This engaging and highly readable family history follows ten generations of a mainstream middle-class family through three and a half centuries of American social and economic history from the Puritans to the internet age. In doing so, it serves as a model and a research guide for genealogists interested in writing family histories that put their ancestors' lives in historical context.
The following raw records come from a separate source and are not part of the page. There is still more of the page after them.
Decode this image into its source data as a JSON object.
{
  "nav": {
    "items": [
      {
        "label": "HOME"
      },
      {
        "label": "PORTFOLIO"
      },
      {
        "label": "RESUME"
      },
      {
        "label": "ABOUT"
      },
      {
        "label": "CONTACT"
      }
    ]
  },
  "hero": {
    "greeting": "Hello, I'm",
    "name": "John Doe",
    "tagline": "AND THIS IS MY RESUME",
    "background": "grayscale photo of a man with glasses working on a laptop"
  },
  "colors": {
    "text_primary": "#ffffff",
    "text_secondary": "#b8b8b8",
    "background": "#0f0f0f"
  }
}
The author, a retired history professor, begins with an overview of the research resources that a professional academic historian would regard as essential for writing a contextually accurate family history, including a general introductory reading list and a suggested research methodology. The chapters that follow then trace the lives of ten generations of a white, Anglo-Protestant, middle-class family over a 350-year period, with a sustained chapter-by-chapter focus on key topics in American family history - marriage and fertility patterns, birth-control and child-birth practices, the economic functions of families, men's and women's roles, social status, religious beliefs, old age, and burial practices (including gravestone iconography) - as they evolved over time. The resulting book is a significant addition to the family-history literature and one that will be of value to genealogists of all levels.